Task goal
Down to the last line, copy the records below without any change.

Supplied data
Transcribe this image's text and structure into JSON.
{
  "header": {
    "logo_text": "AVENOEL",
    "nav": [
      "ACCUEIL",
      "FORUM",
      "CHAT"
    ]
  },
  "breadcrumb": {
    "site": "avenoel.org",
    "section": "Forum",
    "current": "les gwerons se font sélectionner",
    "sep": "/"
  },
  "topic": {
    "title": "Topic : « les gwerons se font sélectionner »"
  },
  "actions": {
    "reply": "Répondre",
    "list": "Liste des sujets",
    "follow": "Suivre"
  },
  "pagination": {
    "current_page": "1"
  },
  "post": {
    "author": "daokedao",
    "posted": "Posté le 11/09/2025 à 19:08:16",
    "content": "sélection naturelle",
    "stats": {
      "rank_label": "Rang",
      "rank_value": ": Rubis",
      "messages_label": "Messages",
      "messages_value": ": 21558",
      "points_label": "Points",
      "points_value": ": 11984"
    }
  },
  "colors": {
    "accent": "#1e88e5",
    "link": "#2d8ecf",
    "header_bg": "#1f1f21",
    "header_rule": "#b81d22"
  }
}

Response area
Transcribe this image's text and structure into JSON.
{
  "header": {
    "logo_text": "AVENOEL",
    "nav": [
      "ACCUEIL",
      "FORUM",
      "CHAT"
    ]
  },
  "breadcrumb": {
    "site": "avenoel.org",
    "section": "Forum",
    "current": "les gwerons se font sélectionner",
    "sep": "/"
  },
  "topic": {
    "title": "Topic : « les gwerons se font sélectionner »"
  },
  "actions": {
    "reply": "Répondre",
    "list": "Liste des sujets",
    "follow": "Suivre"
  },
  "pagination": {
    "current_page": "1"
  },
  "post": {
    "author": "daokedao",
    "posted": "Posté le 11/09/2025 à 19:08:16",
    "content": "sélection naturelle",
    "stats": {
      "rank_label": "Rang",
      "rank_value": ": Rubis",
      "messages_label": "Messages",
      "messages_value": ": 21558",
      "points_label": "Points",
      "points_value": ": 11984"
    }
  },
  "colors": {
    "accent": "#1e88e5",
    "link": "#2d8ecf",
    "header_bg": "#1f1f21",
    "header_rule": "#b81d22"
  }
}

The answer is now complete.